— ASSIGNMENT —
Look through the material below. Copy every line with the string "content" in it.

Start of Block

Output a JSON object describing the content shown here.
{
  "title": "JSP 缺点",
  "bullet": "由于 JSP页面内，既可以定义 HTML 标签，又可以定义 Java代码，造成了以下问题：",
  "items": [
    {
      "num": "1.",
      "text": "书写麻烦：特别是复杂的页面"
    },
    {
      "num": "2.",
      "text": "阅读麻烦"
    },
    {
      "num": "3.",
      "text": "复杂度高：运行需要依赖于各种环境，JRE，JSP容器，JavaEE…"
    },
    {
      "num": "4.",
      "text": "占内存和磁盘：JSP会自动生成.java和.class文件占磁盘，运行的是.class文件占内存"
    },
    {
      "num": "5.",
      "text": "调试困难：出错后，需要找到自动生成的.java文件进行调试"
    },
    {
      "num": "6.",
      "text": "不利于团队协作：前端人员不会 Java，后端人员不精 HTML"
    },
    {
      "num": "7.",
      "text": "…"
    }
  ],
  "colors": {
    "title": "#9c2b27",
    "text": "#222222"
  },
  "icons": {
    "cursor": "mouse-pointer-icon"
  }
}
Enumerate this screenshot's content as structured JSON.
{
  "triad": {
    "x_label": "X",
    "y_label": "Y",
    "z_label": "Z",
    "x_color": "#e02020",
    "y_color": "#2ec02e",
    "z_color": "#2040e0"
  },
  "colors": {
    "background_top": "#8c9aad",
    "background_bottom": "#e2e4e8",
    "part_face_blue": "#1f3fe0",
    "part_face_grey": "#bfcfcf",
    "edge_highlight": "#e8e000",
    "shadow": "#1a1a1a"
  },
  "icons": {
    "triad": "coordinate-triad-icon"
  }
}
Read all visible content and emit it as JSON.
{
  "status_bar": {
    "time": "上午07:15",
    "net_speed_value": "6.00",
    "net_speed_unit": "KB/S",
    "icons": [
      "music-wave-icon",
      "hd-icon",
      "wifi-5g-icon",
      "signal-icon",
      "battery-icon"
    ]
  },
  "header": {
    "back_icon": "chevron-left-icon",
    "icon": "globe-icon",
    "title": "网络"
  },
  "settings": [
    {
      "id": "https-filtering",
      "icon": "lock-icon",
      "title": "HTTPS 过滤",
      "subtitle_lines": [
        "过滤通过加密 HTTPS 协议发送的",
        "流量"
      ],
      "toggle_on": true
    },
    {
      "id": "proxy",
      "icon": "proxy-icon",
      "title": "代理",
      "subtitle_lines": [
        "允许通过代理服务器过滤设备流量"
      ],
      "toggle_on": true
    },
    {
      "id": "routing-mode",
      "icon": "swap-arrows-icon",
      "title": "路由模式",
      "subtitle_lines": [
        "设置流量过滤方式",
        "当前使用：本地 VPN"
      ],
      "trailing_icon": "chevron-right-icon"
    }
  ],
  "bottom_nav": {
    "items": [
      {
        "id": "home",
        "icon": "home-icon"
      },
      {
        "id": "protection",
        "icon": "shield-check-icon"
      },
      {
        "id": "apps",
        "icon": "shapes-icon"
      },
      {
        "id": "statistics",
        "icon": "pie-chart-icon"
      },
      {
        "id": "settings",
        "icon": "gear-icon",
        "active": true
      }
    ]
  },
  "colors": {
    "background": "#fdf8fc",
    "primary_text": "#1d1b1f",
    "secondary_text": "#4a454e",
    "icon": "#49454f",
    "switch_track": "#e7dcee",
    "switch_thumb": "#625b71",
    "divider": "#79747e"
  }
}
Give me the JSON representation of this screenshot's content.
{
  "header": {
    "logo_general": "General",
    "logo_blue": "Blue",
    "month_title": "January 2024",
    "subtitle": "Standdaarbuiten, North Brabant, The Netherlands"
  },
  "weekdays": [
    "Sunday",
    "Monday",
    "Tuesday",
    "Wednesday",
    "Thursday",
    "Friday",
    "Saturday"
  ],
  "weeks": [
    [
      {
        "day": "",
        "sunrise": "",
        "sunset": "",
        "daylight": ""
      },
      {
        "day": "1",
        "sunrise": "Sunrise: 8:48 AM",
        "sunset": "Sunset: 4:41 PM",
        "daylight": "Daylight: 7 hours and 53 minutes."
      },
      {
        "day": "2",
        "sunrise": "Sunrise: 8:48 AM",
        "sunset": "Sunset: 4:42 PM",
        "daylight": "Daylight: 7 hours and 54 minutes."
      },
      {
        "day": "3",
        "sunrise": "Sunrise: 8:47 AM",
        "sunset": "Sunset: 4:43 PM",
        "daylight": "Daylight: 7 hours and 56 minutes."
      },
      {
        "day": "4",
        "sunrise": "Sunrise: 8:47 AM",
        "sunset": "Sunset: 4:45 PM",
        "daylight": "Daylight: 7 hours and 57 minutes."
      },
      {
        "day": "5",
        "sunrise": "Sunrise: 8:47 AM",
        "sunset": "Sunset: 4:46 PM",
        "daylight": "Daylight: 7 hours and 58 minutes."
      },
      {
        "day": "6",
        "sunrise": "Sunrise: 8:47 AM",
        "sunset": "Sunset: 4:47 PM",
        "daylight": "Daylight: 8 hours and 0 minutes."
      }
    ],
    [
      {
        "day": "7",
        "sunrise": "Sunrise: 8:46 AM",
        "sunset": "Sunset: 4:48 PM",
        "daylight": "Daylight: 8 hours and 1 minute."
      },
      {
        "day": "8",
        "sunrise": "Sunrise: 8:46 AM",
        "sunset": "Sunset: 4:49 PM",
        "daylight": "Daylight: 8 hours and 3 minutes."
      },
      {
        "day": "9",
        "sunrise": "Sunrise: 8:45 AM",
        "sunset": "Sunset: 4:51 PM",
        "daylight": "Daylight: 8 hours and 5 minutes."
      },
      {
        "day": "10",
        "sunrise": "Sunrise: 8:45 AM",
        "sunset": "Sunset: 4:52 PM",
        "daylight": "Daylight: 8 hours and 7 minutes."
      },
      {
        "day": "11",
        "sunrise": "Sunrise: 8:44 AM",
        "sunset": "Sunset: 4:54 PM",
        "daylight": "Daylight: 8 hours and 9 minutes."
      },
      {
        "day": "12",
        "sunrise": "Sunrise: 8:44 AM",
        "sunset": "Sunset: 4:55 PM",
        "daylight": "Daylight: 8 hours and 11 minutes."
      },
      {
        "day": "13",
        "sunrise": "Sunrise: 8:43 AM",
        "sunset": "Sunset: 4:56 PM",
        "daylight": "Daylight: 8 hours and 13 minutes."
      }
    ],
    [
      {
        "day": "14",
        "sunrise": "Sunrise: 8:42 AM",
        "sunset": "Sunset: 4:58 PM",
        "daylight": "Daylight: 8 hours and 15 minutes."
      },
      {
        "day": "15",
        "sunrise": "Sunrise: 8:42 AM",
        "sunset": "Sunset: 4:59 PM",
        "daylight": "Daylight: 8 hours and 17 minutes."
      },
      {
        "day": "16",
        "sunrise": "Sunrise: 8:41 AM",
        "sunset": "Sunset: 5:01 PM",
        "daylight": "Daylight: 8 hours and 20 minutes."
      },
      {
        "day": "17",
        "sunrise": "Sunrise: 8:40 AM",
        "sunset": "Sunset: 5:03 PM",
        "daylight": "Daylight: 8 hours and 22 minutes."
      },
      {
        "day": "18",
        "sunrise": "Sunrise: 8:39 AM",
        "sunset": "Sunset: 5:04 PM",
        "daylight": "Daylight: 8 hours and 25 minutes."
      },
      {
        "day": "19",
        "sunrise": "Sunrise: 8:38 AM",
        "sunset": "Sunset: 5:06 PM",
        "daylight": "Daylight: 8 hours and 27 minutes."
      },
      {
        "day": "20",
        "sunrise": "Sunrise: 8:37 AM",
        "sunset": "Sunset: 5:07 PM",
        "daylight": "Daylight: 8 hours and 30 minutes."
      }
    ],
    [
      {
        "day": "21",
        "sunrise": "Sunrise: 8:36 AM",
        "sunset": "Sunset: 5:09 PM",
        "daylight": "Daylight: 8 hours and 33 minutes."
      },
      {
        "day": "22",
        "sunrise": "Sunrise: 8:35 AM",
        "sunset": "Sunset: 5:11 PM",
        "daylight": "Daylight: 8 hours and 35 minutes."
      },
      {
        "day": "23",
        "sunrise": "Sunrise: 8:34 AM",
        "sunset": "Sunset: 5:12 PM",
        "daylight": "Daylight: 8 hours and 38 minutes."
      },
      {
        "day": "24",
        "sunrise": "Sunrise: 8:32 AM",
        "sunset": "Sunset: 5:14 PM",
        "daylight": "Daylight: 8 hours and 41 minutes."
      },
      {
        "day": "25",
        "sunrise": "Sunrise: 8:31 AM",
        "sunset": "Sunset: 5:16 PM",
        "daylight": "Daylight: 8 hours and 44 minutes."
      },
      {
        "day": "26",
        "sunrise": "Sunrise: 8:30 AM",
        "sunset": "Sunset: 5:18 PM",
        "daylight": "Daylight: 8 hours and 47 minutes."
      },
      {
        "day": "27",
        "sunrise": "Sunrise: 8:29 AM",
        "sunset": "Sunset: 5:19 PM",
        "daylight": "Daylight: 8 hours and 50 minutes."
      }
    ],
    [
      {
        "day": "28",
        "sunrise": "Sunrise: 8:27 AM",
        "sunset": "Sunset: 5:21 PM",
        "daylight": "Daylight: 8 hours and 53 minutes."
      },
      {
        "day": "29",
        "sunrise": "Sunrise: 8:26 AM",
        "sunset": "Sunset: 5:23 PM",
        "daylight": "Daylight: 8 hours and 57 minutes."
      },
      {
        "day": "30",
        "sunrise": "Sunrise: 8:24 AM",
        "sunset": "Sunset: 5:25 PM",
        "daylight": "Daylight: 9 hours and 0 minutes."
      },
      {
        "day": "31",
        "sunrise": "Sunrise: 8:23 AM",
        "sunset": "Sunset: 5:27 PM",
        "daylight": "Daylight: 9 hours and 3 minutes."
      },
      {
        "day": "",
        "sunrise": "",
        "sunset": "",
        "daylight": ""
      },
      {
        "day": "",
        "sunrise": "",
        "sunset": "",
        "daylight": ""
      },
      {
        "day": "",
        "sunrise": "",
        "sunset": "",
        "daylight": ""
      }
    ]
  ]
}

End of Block

— ANSWER SPACE —
Output a JSON object describing the content shown here.
Enumerate this screenshot's content as structured JSON.
Read all visible content and emit it as JSON.
Give me the JSON representation of this screenshot's content.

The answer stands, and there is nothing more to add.